TASK INSTRUCTIONS:
Narrow the data below down to the lines containing "leaves".

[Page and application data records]
▽
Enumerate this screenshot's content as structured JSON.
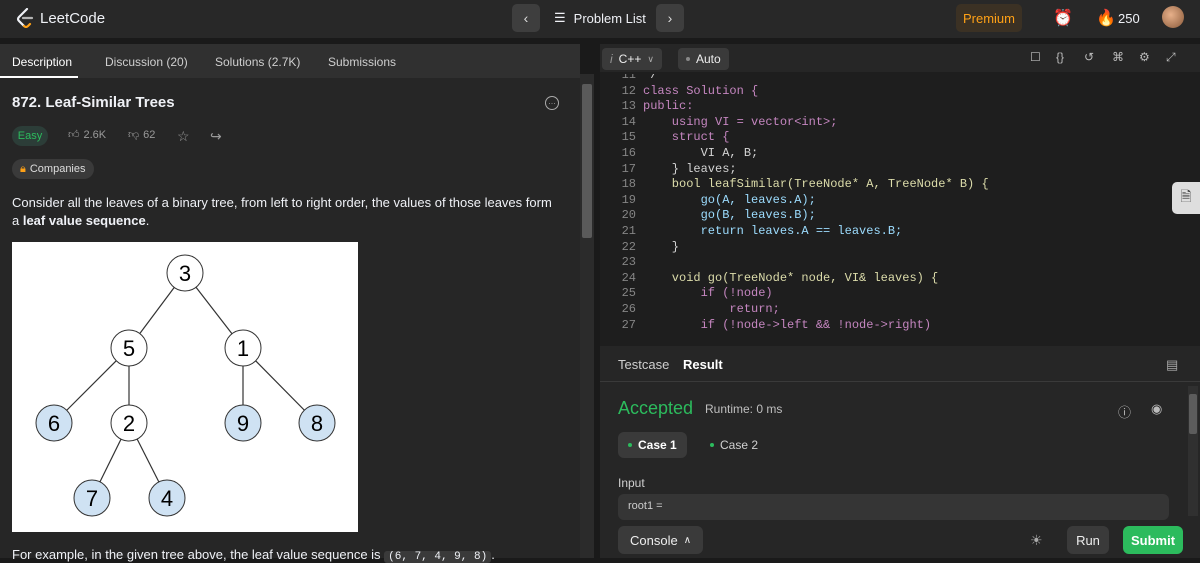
{
  "nav": {
    "logo_text": "LeetCode",
    "problem_list": "Problem List",
    "premium": "Premium",
    "streak": "250"
  },
  "left_tabs": [
    {
      "label": "Description"
    },
    {
      "label": "Discussion (20)"
    },
    {
      "label": "Solutions (2.7K)"
    },
    {
      "label": "Submissions"
    }
  ],
  "problem": {
    "title": "872. Leaf-Similar Trees",
    "difficulty": "Easy",
    "likes": "2.6K",
    "dislikes": "62",
    "companies": "Companies",
    "desc_1": "Consider all the leaves of a binary tree, from left to right order, the values of those leaves form a ",
    "desc_bold": "leaf value sequence",
    "desc_end": ".",
    "example_text": "For example, in the given tree above, the leaf value sequence is ",
    "example_seq": "(6, 7, 4, 9, 8)",
    "example_end": "."
  },
  "tree_nodes": [
    "3",
    "5",
    "1",
    "6",
    "2",
    "9",
    "8",
    "7",
    "4"
  ],
  "editor": {
    "language": "C++",
    "auto": "Auto",
    "first_line": "*/",
    "lines": [
      {
        "n": "11",
        "text": "*/"
      },
      {
        "n": "12",
        "text": "class Solution {"
      },
      {
        "n": "13",
        "text": "public:"
      },
      {
        "n": "14",
        "text": "    using VI = vector<int>;"
      },
      {
        "n": "15",
        "text": "    struct {"
      },
      {
        "n": "16",
        "text": "        VI A, B;"
      },
      {
        "n": "17",
        "text": "    } leaves;"
      },
      {
        "n": "18",
        "text": "    bool leafSimilar(TreeNode* A, TreeNode* B) {"
      },
      {
        "n": "19",
        "text": "        go(A, leaves.A);"
      },
      {
        "n": "20",
        "text": "        go(B, leaves.B);"
      },
      {
        "n": "21",
        "text": "        return leaves.A == leaves.B;"
      },
      {
        "n": "22",
        "text": "    }"
      },
      {
        "n": "23",
        "text": ""
      },
      {
        "n": "24",
        "text": "    void go(TreeNode* node, VI& leaves) {"
      },
      {
        "n": "25",
        "text": "        if (!node)"
      },
      {
        "n": "26",
        "text": "            return;"
      },
      {
        "n": "27",
        "text": "        if (!node->left && !node->right)"
      }
    ]
  },
  "console": {
    "tab_testcase": "Testcase",
    "tab_result": "Result",
    "status": "Accepted",
    "runtime": "Runtime: 0 ms",
    "case1": "Case 1",
    "case2": "Case 2",
    "input_label": "Input",
    "input_value": "root1 =",
    "console_btn": "Console",
    "run": "Run",
    "submit": "Submit"
  },
  "colors": {
    "accent": "#ffa116",
    "success": "#2cbb5d"
  }
}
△
COMPLETED TASK:
    "desc_1": "Consider all the leaves of a binary tree, from left to right order, the values of those leaves form a ",
        "text": "    } leaves;"
        "text": "        go(A, leaves.A);"
        "text": "        go(B, leaves.B);"
        "text": "        return leaves.A == leaves.B;"
        "text": "    void go(TreeNode* node, VI& leaves) {"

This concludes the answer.